• **Task to carry out**
Of the lines below, report only those that contain "value".
··· Source material
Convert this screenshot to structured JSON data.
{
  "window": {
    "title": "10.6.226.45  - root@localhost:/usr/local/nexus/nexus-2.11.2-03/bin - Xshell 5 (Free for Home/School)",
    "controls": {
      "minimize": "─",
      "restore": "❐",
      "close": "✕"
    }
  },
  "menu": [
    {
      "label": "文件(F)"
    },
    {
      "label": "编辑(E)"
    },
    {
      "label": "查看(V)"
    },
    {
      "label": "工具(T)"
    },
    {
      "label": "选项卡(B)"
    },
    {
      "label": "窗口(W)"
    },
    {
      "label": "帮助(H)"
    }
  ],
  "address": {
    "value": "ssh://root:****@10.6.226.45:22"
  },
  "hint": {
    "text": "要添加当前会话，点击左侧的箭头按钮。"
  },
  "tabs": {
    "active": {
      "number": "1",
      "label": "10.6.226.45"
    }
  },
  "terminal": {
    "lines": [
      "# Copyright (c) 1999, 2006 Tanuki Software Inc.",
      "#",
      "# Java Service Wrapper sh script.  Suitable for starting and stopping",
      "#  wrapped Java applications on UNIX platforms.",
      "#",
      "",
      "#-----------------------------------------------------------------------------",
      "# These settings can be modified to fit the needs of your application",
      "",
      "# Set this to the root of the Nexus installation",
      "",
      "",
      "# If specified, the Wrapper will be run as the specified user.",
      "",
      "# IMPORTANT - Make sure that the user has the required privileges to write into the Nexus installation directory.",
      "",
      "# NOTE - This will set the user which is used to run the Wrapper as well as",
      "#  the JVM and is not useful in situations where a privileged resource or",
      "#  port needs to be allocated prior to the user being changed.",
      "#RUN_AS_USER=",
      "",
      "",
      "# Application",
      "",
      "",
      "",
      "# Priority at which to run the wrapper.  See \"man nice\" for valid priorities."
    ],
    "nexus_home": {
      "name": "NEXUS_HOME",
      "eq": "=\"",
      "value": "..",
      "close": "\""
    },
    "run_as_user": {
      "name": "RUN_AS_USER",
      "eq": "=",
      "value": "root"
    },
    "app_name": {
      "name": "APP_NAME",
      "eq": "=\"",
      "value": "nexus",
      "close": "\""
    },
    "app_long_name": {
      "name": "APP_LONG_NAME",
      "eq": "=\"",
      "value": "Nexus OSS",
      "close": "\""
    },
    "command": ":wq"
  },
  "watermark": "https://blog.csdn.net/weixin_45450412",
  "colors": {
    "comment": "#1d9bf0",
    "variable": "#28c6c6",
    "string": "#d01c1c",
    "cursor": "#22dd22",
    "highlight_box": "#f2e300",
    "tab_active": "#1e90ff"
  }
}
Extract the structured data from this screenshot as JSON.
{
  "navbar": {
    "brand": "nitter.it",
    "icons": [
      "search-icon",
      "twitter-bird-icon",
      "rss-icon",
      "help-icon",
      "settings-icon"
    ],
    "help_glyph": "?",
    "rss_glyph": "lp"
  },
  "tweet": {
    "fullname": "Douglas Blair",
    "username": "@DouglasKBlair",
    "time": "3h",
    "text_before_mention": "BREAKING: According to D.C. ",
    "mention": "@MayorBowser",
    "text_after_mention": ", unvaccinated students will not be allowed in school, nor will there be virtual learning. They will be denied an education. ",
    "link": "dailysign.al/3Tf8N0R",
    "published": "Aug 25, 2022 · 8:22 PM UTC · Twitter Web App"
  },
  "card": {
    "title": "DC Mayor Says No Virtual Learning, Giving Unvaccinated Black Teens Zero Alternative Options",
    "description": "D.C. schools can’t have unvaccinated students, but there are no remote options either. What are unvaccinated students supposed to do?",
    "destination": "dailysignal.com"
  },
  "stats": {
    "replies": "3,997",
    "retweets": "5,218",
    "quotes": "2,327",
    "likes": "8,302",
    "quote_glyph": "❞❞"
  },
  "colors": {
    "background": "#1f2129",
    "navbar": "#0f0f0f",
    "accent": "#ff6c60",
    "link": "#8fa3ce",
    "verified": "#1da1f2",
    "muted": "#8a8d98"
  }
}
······
• **Your solution**
    "value": "ssh://root:****@10.6.226.45:22"
      "value": "..",
      "value": "root"
      "value": "nexus",
      "value": "Nexus OSS",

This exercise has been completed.